**Your task**
Please return every record exactly as written, leaving out the pictures.
──────
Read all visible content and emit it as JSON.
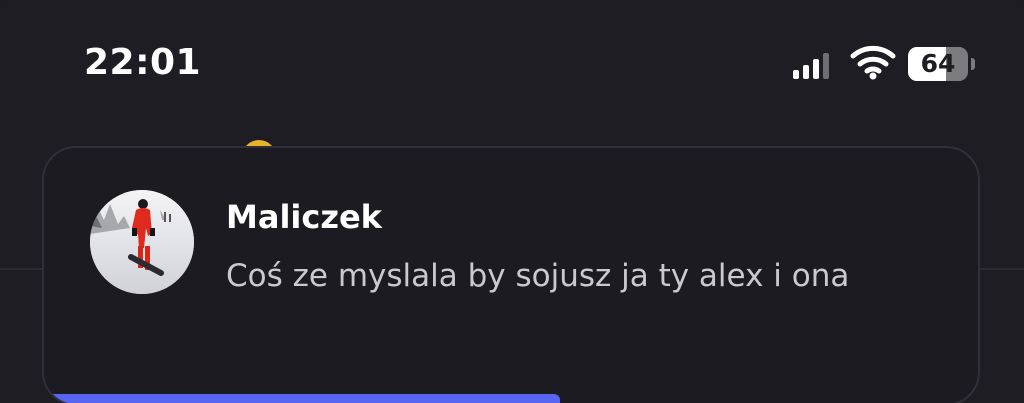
{
  "status_bar": {
    "time": "22:01",
    "battery_level": "64",
    "battery_fraction": 0.64,
    "signal_bars_active": 3,
    "signal_bars_total": 4,
    "icons": [
      "cellular-signal-icon",
      "wifi-icon",
      "battery-icon"
    ]
  },
  "notification": {
    "sender": "Maliczek",
    "message": "Coś ze myslala by sojusz ja ty alex i ona",
    "progress_fraction": 0.55,
    "accent_color": "#5865f2"
  }
}
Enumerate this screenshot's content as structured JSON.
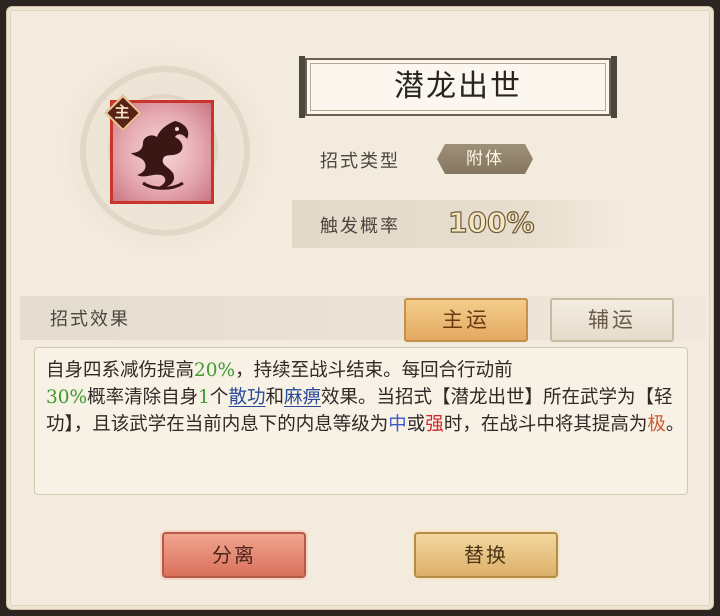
{
  "skill": {
    "name": "潜龙出世",
    "badge": "主",
    "type_label": "招式类型",
    "type_value": "附体",
    "rate_label": "触发概率",
    "rate_value": "100%"
  },
  "effect": {
    "label": "招式效果",
    "tabs": [
      "主运",
      "辅运"
    ],
    "active_tab": "主运",
    "description": {
      "p1": "自身四系减伤提高",
      "v1": "20%",
      "p2": "，持续至战斗结束。每回合行动前",
      "v2": "30%",
      "p3": "概率清除自身",
      "v3": "1",
      "p4": "个",
      "link1": "散功",
      "p5": "和",
      "link2": "麻痹",
      "p6": "效果。当招式【潜龙出世】所在武学为【轻功】，且该武学在当前内息下的内息等级为",
      "lvl1": "中",
      "p7": "或",
      "lvl2": "强",
      "p8": "时，在战斗中将其提高为",
      "lvl3": "极",
      "p9": "。"
    }
  },
  "buttons": {
    "split": "分离",
    "replace": "替换"
  },
  "colors": {
    "accent_tab": "#e4a962",
    "split_button": "#d9705c",
    "replace_button": "#dcb06a",
    "highlight_green": "#3f9a2f",
    "highlight_red": "#d02828"
  }
}
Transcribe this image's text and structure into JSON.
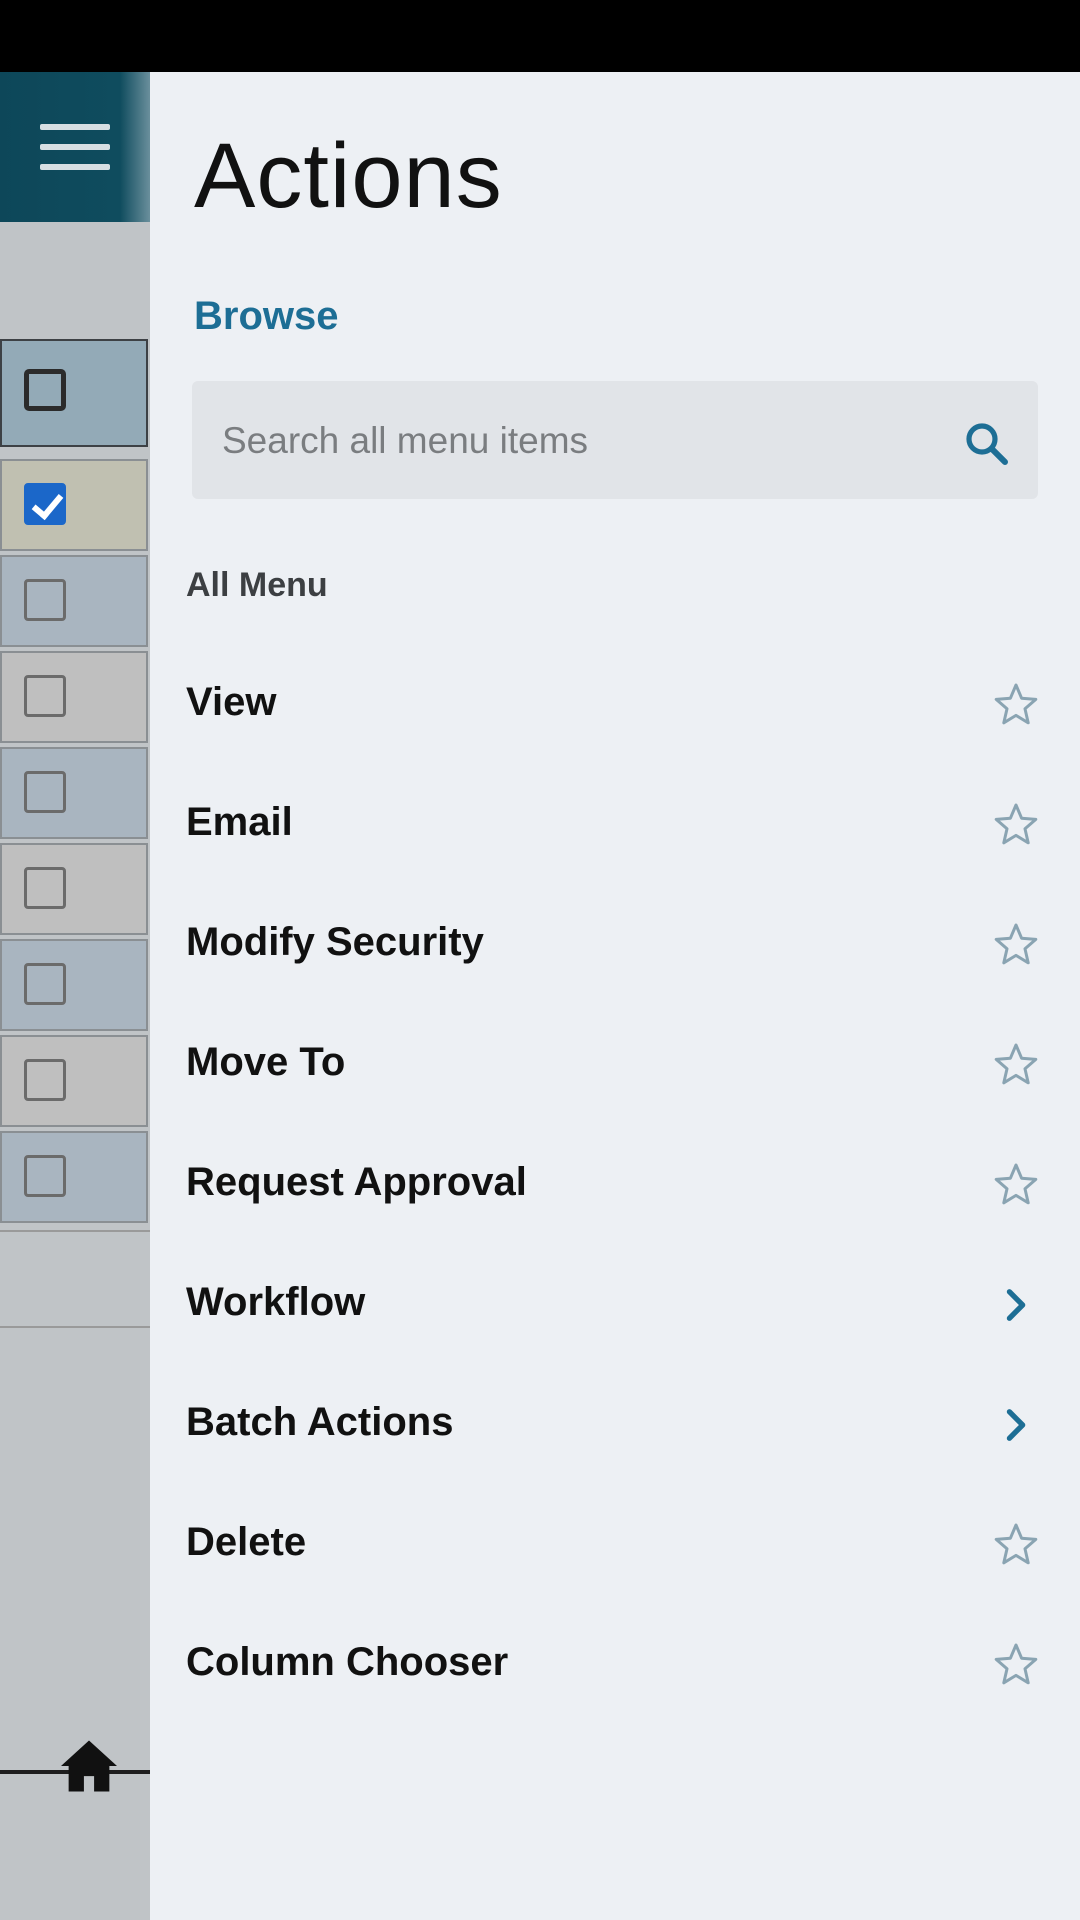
{
  "drawer": {
    "title": "Actions",
    "breadcrumb": "Browse",
    "search": {
      "placeholder": "Search all menu items",
      "value": ""
    },
    "section_label": "All Menu",
    "items": [
      {
        "label": "View",
        "trailing_icon": "star-outline-icon"
      },
      {
        "label": "Email",
        "trailing_icon": "star-outline-icon"
      },
      {
        "label": "Modify Security",
        "trailing_icon": "star-outline-icon"
      },
      {
        "label": "Move To",
        "trailing_icon": "star-outline-icon"
      },
      {
        "label": "Request Approval",
        "trailing_icon": "star-outline-icon"
      },
      {
        "label": "Workflow",
        "trailing_icon": "chevron-right-icon"
      },
      {
        "label": "Batch Actions",
        "trailing_icon": "chevron-right-icon"
      },
      {
        "label": "Delete",
        "trailing_icon": "star-outline-icon"
      },
      {
        "label": "Column Chooser",
        "trailing_icon": "star-outline-icon"
      }
    ]
  },
  "background_list": {
    "select_all_checked": false,
    "rows_checked": [
      true,
      false,
      false,
      false,
      false,
      false,
      false,
      false
    ]
  },
  "icons": {
    "menu": "hamburger-menu-icon",
    "search": "search-icon",
    "home": "home-icon"
  },
  "colors": {
    "header_bg": "#0f4c5e",
    "accent": "#1d6e95",
    "drawer_bg": "#edf0f4",
    "checkbox_checked": "#1b67c9",
    "star": "#8aa4b2"
  }
}
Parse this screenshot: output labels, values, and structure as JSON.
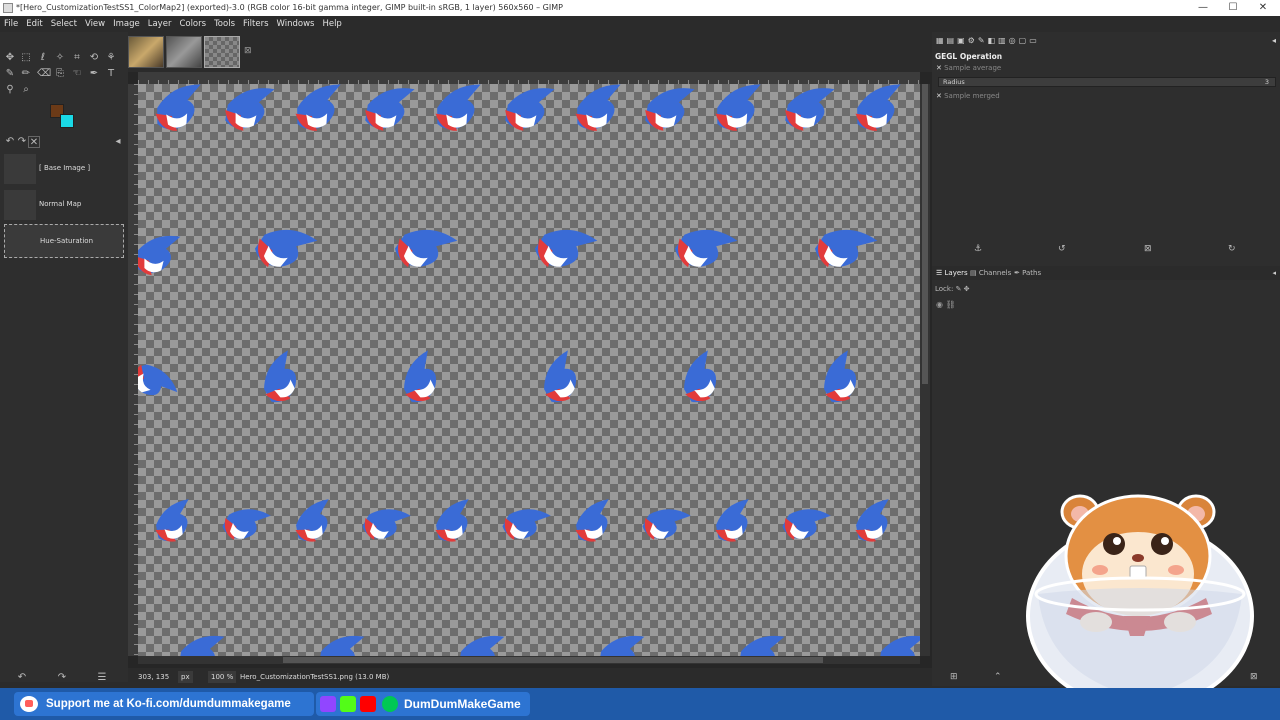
{
  "window": {
    "title": "*[Hero_CustomizationTestSS1_ColorMap2] (exported)-3.0 (RGB color 16-bit gamma integer, GIMP built-in sRGB, 1 layer) 560x560 – GIMP",
    "min": "—",
    "max": "☐",
    "close": "✕"
  },
  "menu": [
    "File",
    "Edit",
    "Select",
    "View",
    "Image",
    "Layer",
    "Colors",
    "Tools",
    "Filters",
    "Windows",
    "Help"
  ],
  "image_tabs": {
    "close": "⊠"
  },
  "layers_left": [
    {
      "name": "[ Base Image ]"
    },
    {
      "name": "Normal Map"
    },
    {
      "name": "Hue-Saturation"
    }
  ],
  "status": {
    "coords": "303, 135",
    "unit": "px",
    "zoom": "100 %",
    "file": "Hero_CustomizationTestSS1.png (13.0 MB)"
  },
  "gegl": {
    "title": "GEGL Operation",
    "sample_average": "Sample average",
    "radius_label": "Radius",
    "radius_value": "3",
    "sample_merged": "Sample merged"
  },
  "dock_tabs": {
    "layers": "Layers",
    "channels": "Channels",
    "paths": "Paths",
    "lock": "Lock:"
  },
  "colors": {
    "fg": "#6b3a17",
    "bg": "#1ad9e6",
    "accent_blue": "#1f5aa8"
  },
  "banner": {
    "kofi": "Support me at Ko-fi.com/dumdummakegame",
    "channel": "DumDumMakeGame"
  }
}
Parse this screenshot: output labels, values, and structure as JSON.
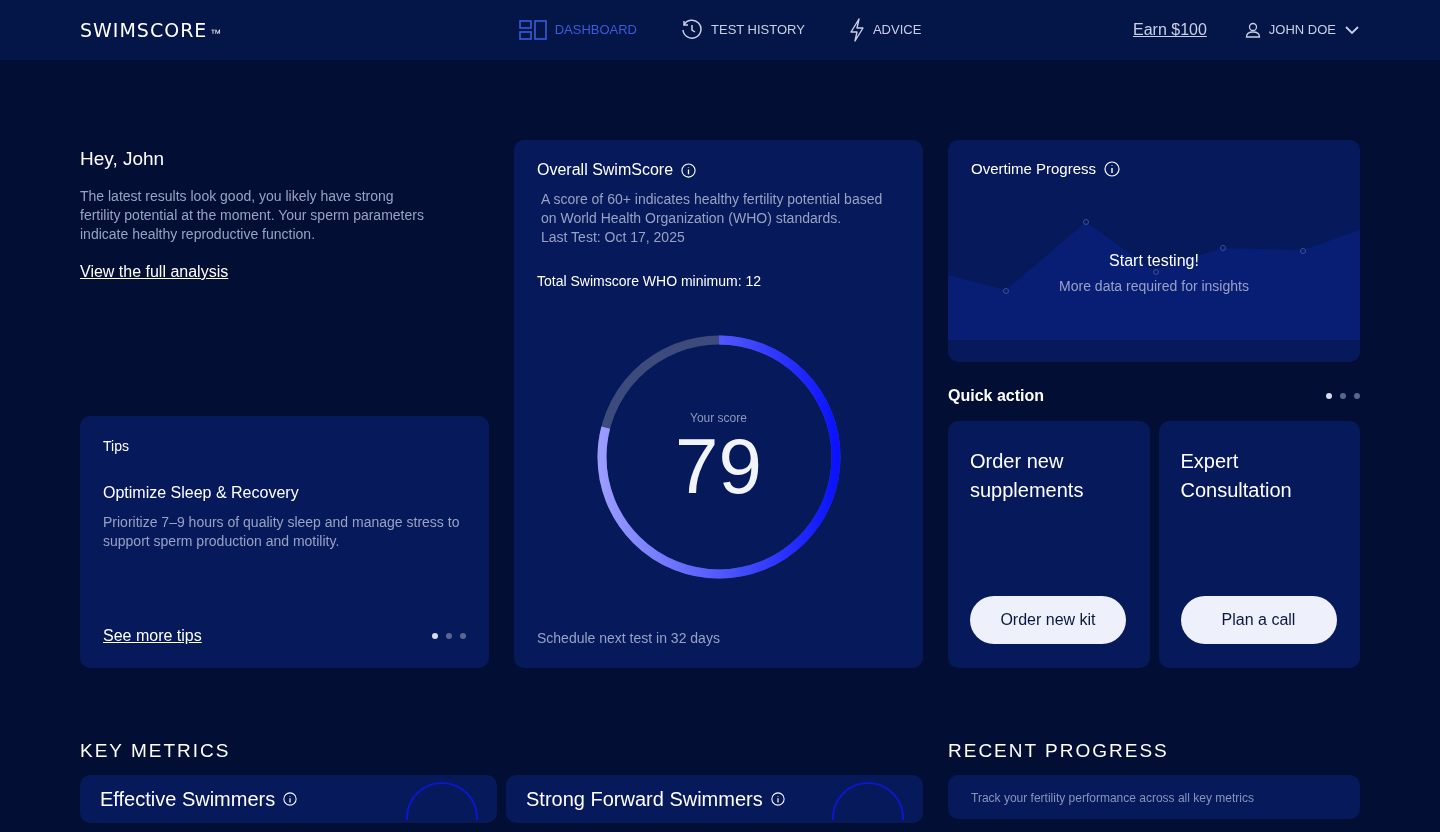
{
  "header": {
    "logo": "SWIMSCORE",
    "trademark": "™",
    "nav": [
      {
        "label": "DASHBOARD",
        "selected": true
      },
      {
        "label": "TEST HISTORY",
        "selected": false
      },
      {
        "label": "ADVICE",
        "selected": false
      }
    ],
    "referral_link": "Earn $100",
    "user": "JOHN DOE"
  },
  "greeting": {
    "title": "Hey, John",
    "text": "The latest results look good, you likely have strong fertility potential at the moment. Your sperm parameters indicate healthy reproductive function.",
    "link": "View the full analysis"
  },
  "tips": {
    "title": "Tips",
    "heading": "Optimize Sleep & Recovery",
    "text": "Prioritize 7–9 hours of quality sleep and manage stress to support sperm production and motility.",
    "link": "See more tips",
    "dots": [
      {
        "selected": true
      },
      {
        "selected": false
      },
      {
        "selected": false
      }
    ]
  },
  "score": {
    "title": "Overall SwimScore",
    "description": "A score of 60+ indicates healthy fertility potential based on World Health Organization (WHO) standards.",
    "last_test": "Last Test: Oct 17, 2025",
    "minimum": "Total Swimscore WHO minimum: 12",
    "score_label": "Your score",
    "score": "79",
    "level": 0.79,
    "footer": "Schedule next test in 32 days"
  },
  "progress": {
    "title": "Overtime Progress",
    "message": "Start testing!",
    "hint": "More data required for insights"
  },
  "quick_action": {
    "title": "Quick action",
    "dots": [
      {
        "selected": true
      },
      {
        "selected": false
      },
      {
        "selected": false
      }
    ],
    "cards": [
      {
        "title": "Order new supplements",
        "button": "Order new kit"
      },
      {
        "title": "Expert Consultation",
        "button": "Plan a call"
      }
    ]
  },
  "key_metrics": {
    "title": "KEY METRICS",
    "cards": [
      {
        "name": "Effective Swimmers"
      },
      {
        "name": "Strong Forward Swimmers"
      }
    ]
  },
  "recent_progress": {
    "title": "RECENT PROGRESS",
    "text": "Track your fertility performance across all key metrics"
  }
}
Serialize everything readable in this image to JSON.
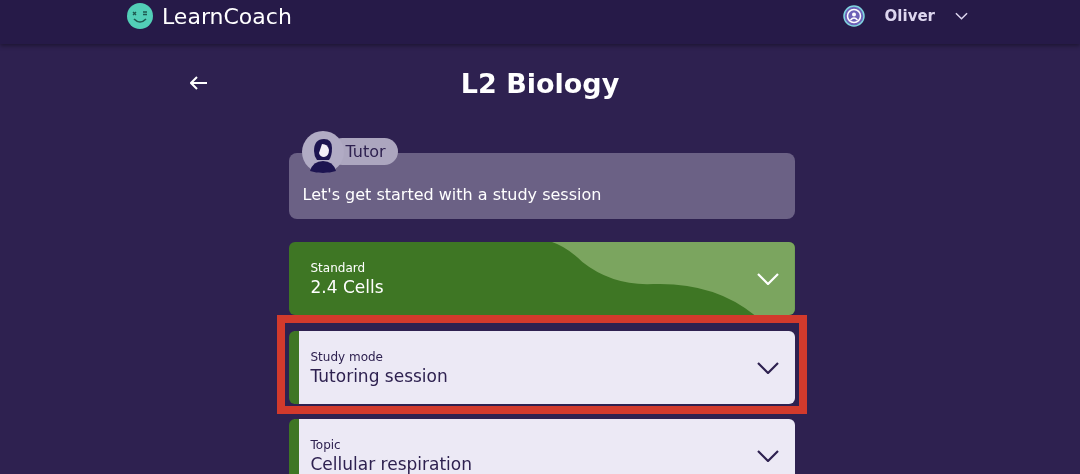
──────
**Exercise output**
Read all visible content and emit it as JSON.
{
  "status_bar": {
    "time": "22:01",
    "battery_level": "64",
    "battery_fraction": 0.64,
    "signal_bars_active": 3,
    "signal_bars_total": 4,
    "icons": [
      "cellular-signal-icon",
      "wifi-icon",
      "battery-icon"
    ]
  },
  "notification": {
    "sender": "Maliczek",
    "message": "Coś ze myslala by sojusz ja ty alex i ona",
    "progress_fraction": 0.55,
    "accent_color": "#5865f2"
  }
}
Enumerate this screenshot's content as structured JSON.
{
  "skill": {
    "name": "潜龙出世",
    "badge": "主",
    "type_label": "招式类型",
    "type_value": "附体",
    "rate_label": "触发概率",
    "rate_value": "100%"
  },
  "effect": {
    "label": "招式效果",
    "tabs": [
      "主运",
      "辅运"
    ],
    "active_tab": "主运",
    "description": {
      "p1": "自身四系减伤提高",
      "v1": "20%",
      "p2": "，持续至战斗结束。每回合行动前",
      "v2": "30%",
      "p3": "概率清除自身",
      "v3": "1",
      "p4": "个",
      "link1": "散功",
      "p5": "和",
      "link2": "麻痹",
      "p6": "效果。当招式【潜龙出世】所在武学为【轻功】，且该武学在当前内息下的内息等级为",
      "lvl1": "中",
      "p7": "或",
      "lvl2": "强",
      "p8": "时，在战斗中将其提高为",
      "lvl3": "极",
      "p9": "。"
    }
  },
  "buttons": {
    "split": "分离",
    "replace": "替换"
  },
  "colors": {
    "accent_tab": "#e4a962",
    "split_button": "#d9705c",
    "replace_button": "#dcb06a",
    "highlight_green": "#3f9a2f",
    "highlight_red": "#d02828"
  }
}
Transcribe this image's text and structure into JSON.
{
  "drawer": {
    "title": "Actions",
    "breadcrumb": "Browse",
    "search": {
      "placeholder": "Search all menu items",
      "value": ""
    },
    "section_label": "All Menu",
    "items": [
      {
        "label": "View",
        "trailing_icon": "star-outline-icon"
      },
      {
        "label": "Email",
        "trailing_icon": "star-outline-icon"
      },
      {
        "label": "Modify Security",
        "trailing_icon": "star-outline-icon"
      },
      {
        "label": "Move To",
        "trailing_icon": "star-outline-icon"
      },
      {
        "label": "Request Approval",
        "trailing_icon": "star-outline-icon"
      },
      {
        "label": "Workflow",
        "trailing_icon": "chevron-right-icon"
      },
      {
        "label": "Batch Actions",
        "trailing_icon": "chevron-right-icon"
      },
      {
        "label": "Delete",
        "trailing_icon": "star-outline-icon"
      },
      {
        "label": "Column Chooser",
        "trailing_icon": "star-outline-icon"
      }
    ]
  },
  "background_list": {
    "select_all_checked": false,
    "rows_checked": [
      true,
      false,
      false,
      false,
      false,
      false,
      false,
      false
    ]
  },
  "icons": {
    "menu": "hamburger-menu-icon",
    "search": "search-icon",
    "home": "home-icon"
  },
  "colors": {
    "header_bg": "#0f4c5e",
    "accent": "#1d6e95",
    "drawer_bg": "#edf0f4",
    "checkbox_checked": "#1b67c9",
    "star": "#8aa4b2"
  }
}
Parse this screenshot: output labels, values, and structure as JSON.
{
  "window": {
    "title": "*[Hero_CustomizationTestSS1_ColorMap2] (exported)-3.0 (RGB color 16-bit gamma integer, GIMP built-in sRGB, 1 layer) 560x560 – GIMP",
    "min": "—",
    "max": "☐",
    "close": "✕"
  },
  "menu": [
    "File",
    "Edit",
    "Select",
    "View",
    "Image",
    "Layer",
    "Colors",
    "Tools",
    "Filters",
    "Windows",
    "Help"
  ],
  "image_tabs": {
    "close": "⊠"
  },
  "layers_left": [
    {
      "name": "[ Base Image ]"
    },
    {
      "name": "Normal Map"
    },
    {
      "name": "Hue-Saturation"
    }
  ],
  "status": {
    "coords": "303, 135",
    "unit": "px",
    "zoom": "100 %",
    "file": "Hero_CustomizationTestSS1.png (13.0 MB)"
  },
  "gegl": {
    "title": "GEGL Operation",
    "sample_average": "Sample average",
    "radius_label": "Radius",
    "radius_value": "3",
    "sample_merged": "Sample merged"
  },
  "dock_tabs": {
    "layers": "Layers",
    "channels": "Channels",
    "paths": "Paths",
    "lock": "Lock:"
  },
  "colors": {
    "fg": "#6b3a17",
    "bg": "#1ad9e6",
    "accent_blue": "#1f5aa8"
  },
  "banner": {
    "kofi": "Support me at Ko-fi.com/dumdummakegame",
    "channel": "DumDumMakeGame"
  }
}
Parse this screenshot: output labels, values, and structure as JSON.
{
  "header": {
    "logo": "SWIMSCORE",
    "trademark": "™",
    "nav": [
      {
        "label": "DASHBOARD",
        "selected": true
      },
      {
        "label": "TEST HISTORY",
        "selected": false
      },
      {
        "label": "ADVICE",
        "selected": false
      }
    ],
    "referral_link": "Earn $100",
    "user": "JOHN DOE"
  },
  "greeting": {
    "title": "Hey, John",
    "text": "The latest results look good, you likely have strong fertility potential at the moment. Your sperm parameters indicate healthy reproductive function.",
    "link": "View the full analysis"
  },
  "tips": {
    "title": "Tips",
    "heading": "Optimize Sleep & Recovery",
    "text": "Prioritize 7–9 hours of quality sleep and manage stress to support sperm production and motility.",
    "link": "See more tips",
    "dots": [
      {
        "selected": true
      },
      {
        "selected": false
      },
      {
        "selected": false
      }
    ]
  },
  "score": {
    "title": "Overall SwimScore",
    "description": "A score of 60+ indicates healthy fertility potential based on World Health Organization (WHO) standards.",
    "last_test": "Last Test: Oct 17, 2025",
    "minimum": "Total Swimscore WHO minimum: 12",
    "score_label": "Your score",
    "score": "79",
    "level": 0.79,
    "footer": "Schedule next test in 32 days"
  },
  "progress": {
    "title": "Overtime Progress",
    "message": "Start testing!",
    "hint": "More data required for insights"
  },
  "quick_action": {
    "title": "Quick action",
    "dots": [
      {
        "selected": true
      },
      {
        "selected": false
      },
      {
        "selected": false
      }
    ],
    "cards": [
      {
        "title": "Order new supplements",
        "button": "Order new kit"
      },
      {
        "title": "Expert Consultation",
        "button": "Plan a call"
      }
    ]
  },
  "key_metrics": {
    "title": "KEY METRICS",
    "cards": [
      {
        "name": "Effective Swimmers"
      },
      {
        "name": "Strong Forward Swimmers"
      }
    ]
  },
  "recent_progress": {
    "title": "RECENT PROGRESS",
    "text": "Track your fertility performance across all key metrics"
  }
}
Serialize everything readable in this image to JSON.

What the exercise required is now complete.